The red brick school building has stood for over 125 years as a symbol of the dedication of the Charlottesville Black community to the education of children. And now the Jefferson School on Fourth Street, NW in the Star Hill neighborhood is being recognized nationally as an historic landmark. This follows a decision in December to add the former flagship school to the state Landmarks Register and qualifies the building for grant funding as the city moves ahead in restoring the Jefferson School.
The structure was built in four phases, beginning in 1926 after members of the community had petitioned the Superintendent and the City School Board for a high school for the city’s colored youth. The new school was built adjacent to the “Old Jefferson” School, which remained on site until 1959. Jefferson School served as the flagship school for bringing about integration following the Supreme Court’s 1954 landmark ruling in Brown vs. Board of Education. The courage and persistence of Charlottesville’s Black parents, students, and the NAACP led to the desegregation of the Charlottesville public schools. For the school year 1965-1966 Jefferson School housed all junior high students, both black and white, until the junior high schools were built, thus achieving for the first time city-wide integration. Jefferson School closed in 2002; however, Carver Recreation Center continues to operate as a recreation facility.

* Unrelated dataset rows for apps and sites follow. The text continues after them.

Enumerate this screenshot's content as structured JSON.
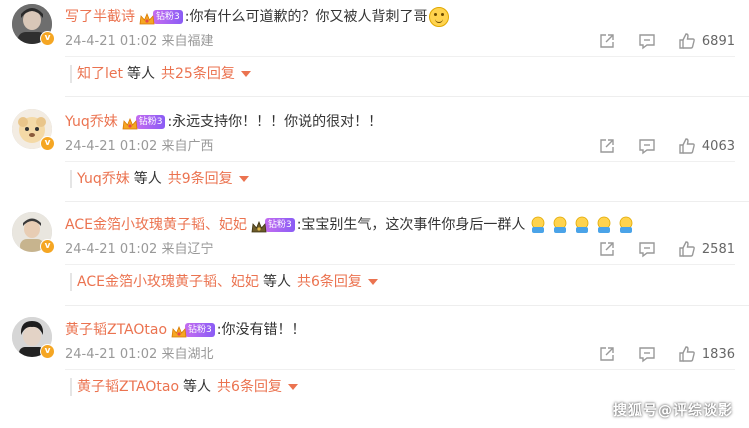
{
  "colors": {
    "username": "#eb7350",
    "meta": "#999999",
    "badge": "#a064f2"
  },
  "comments": [
    {
      "username": "写了半截诗",
      "badge": "钻粉3",
      "text": ":你有什么可道歉的？你又被人背刺了哥",
      "emoji": "smile-emoji",
      "time": "24-4-21 01:02",
      "location": "来自福建",
      "likes": "6891",
      "reply_user": "知了let",
      "reply_mid": "等人",
      "reply_count": "共25条回复"
    },
    {
      "username": "Yuq乔妹",
      "badge": "钻粉3",
      "text": ":永远支持你！！！你说的很对！！",
      "time": "24-4-21 01:02",
      "location": "来自广西",
      "likes": "4063",
      "reply_user": "Yuq乔妹",
      "reply_mid": "等人",
      "reply_count": "共9条回复"
    },
    {
      "username": "ACE金箔小玫瑰黄子韬、妃妃",
      "badge": "钻粉3",
      "text": ":宝宝别生气，这次事件你身后一群人",
      "emoji": "hug-emoji",
      "time": "24-4-21 01:02",
      "location": "来自辽宁",
      "likes": "2581",
      "reply_user": "ACE金箔小玫瑰黄子韬、妃妃",
      "reply_mid": "等人",
      "reply_count": "共6条回复"
    },
    {
      "username": "黄子韬ZTAOtao",
      "badge": "钻粉3",
      "text": ":你没有错！！",
      "time": "24-4-21 01:02",
      "location": "来自湖北",
      "likes": "1836",
      "reply_user": "黄子韬ZTAOtao",
      "reply_mid": "等人",
      "reply_count": "共6条回复"
    }
  ],
  "watermark": "搜狐号@评综谈影"
}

Efforts are underway to realize the community’s vision of returning the future uses of Jefferson School to its educational purposes through the establishment of an African American Heritage and Cultural Center, the restoration of Carver Recreation Center and the housing of workforce development programs of the Piedmont Virginia Community College. For a preview of some options being considered, log on to the city’s website at www.charlottesville.org.